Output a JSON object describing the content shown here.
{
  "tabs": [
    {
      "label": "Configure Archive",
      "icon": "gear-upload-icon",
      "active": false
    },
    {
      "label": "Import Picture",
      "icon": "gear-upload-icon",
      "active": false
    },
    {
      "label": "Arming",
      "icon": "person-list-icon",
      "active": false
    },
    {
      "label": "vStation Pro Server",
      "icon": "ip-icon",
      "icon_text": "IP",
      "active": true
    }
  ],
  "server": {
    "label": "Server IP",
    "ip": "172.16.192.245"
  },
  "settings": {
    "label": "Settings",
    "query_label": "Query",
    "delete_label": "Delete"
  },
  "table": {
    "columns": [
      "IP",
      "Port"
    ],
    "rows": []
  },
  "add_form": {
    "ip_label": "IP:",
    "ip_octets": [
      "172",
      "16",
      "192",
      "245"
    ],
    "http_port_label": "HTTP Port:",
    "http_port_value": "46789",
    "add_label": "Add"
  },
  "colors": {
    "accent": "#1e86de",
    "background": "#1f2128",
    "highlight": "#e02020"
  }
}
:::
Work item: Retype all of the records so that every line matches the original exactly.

Finished exercise:
Output a JSON object describing the content shown here.
{
  "tabs": [
    {
      "label": "Configure Archive",
      "icon": "gear-upload-icon",
      "active": false
    },
    {
      "label": "Import Picture",
      "icon": "gear-upload-icon",
      "active": false
    },
    {
      "label": "Arming",
      "icon": "person-list-icon",
      "active": false
    },
    {
      "label": "vStation Pro Server",
      "icon": "ip-icon",
      "icon_text": "IP",
      "active": true
    }
  ],
  "server": {
    "label": "Server IP",
    "ip": "172.16.192.245"
  },
  "settings": {
    "label": "Settings",
    "query_label": "Query",
    "delete_label": "Delete"
  },
  "table": {
    "columns": [
      "IP",
      "Port"
    ],
    "rows": []
  },
  "add_form": {
    "ip_label": "IP:",
    "ip_octets": [
      "172",
      "16",
      "192",
      "245"
    ],
    "http_port_label": "HTTP Port:",
    "http_port_value": "46789",
    "add_label": "Add"
  },
  "colors": {
    "accent": "#1e86de",
    "background": "#1f2128",
    "highlight": "#e02020"
  }
}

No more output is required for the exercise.